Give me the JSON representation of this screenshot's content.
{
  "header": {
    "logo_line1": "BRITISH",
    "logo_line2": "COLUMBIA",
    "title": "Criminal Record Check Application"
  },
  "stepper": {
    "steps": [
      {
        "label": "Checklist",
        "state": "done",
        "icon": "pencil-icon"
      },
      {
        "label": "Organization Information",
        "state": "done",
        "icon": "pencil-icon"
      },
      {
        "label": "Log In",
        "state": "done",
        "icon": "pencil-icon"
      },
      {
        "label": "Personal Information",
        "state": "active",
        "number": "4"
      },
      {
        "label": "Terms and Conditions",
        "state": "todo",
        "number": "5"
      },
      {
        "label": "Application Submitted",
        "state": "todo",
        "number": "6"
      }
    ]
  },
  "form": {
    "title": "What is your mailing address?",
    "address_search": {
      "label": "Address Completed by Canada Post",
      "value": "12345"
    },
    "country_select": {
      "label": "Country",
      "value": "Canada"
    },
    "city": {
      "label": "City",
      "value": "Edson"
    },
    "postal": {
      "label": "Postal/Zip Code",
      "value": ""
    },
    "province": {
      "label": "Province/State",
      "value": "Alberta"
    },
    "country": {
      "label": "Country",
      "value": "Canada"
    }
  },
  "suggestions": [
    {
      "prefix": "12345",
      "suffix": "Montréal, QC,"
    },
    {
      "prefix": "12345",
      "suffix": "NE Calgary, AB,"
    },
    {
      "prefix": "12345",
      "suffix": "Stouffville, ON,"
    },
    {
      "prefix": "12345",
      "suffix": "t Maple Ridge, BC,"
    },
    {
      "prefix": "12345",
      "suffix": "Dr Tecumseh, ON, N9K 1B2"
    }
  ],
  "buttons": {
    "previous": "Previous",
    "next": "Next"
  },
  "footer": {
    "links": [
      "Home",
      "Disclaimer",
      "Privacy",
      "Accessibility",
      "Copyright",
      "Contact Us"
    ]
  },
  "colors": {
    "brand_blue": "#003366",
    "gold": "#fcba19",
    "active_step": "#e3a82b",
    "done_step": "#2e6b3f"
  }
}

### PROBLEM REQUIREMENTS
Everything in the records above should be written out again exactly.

### SOLUTION
Give me the JSON representation of this screenshot's content.
{
  "header": {
    "logo_line1": "BRITISH",
    "logo_line2": "COLUMBIA",
    "title": "Criminal Record Check Application"
  },
  "stepper": {
    "steps": [
      {
        "label": "Checklist",
        "state": "done",
        "icon": "pencil-icon"
      },
      {
        "label": "Organization Information",
        "state": "done",
        "icon": "pencil-icon"
      },
      {
        "label": "Log In",
        "state": "done",
        "icon": "pencil-icon"
      },
      {
        "label": "Personal Information",
        "state": "active",
        "number": "4"
      },
      {
        "label": "Terms and Conditions",
        "state": "todo",
        "number": "5"
      },
      {
        "label": "Application Submitted",
        "state": "todo",
        "number": "6"
      }
    ]
  },
  "form": {
    "title": "What is your mailing address?",
    "address_search": {
      "label": "Address Completed by Canada Post",
      "value": "12345"
    },
    "country_select": {
      "label": "Country",
      "value": "Canada"
    },
    "city": {
      "label": "City",
      "value": "Edson"
    },
    "postal": {
      "label": "Postal/Zip Code",
      "value": ""
    },
    "province": {
      "label": "Province/State",
      "value": "Alberta"
    },
    "country": {
      "label": "Country",
      "value": "Canada"
    }
  },
  "suggestions": [
    {
      "prefix": "12345",
      "suffix": "Montréal, QC,"
    },
    {
      "prefix": "12345",
      "suffix": "NE Calgary, AB,"
    },
    {
      "prefix": "12345",
      "suffix": "Stouffville, ON,"
    },
    {
      "prefix": "12345",
      "suffix": "t Maple Ridge, BC,"
    },
    {
      "prefix": "12345",
      "suffix": "Dr Tecumseh, ON, N9K 1B2"
    }
  ],
  "buttons": {
    "previous": "Previous",
    "next": "Next"
  },
  "footer": {
    "links": [
      "Home",
      "Disclaimer",
      "Privacy",
      "Accessibility",
      "Copyright",
      "Contact Us"
    ]
  },
  "colors": {
    "brand_blue": "#003366",
    "gold": "#fcba19",
    "active_step": "#e3a82b",
    "done_step": "#2e6b3f"
  }
}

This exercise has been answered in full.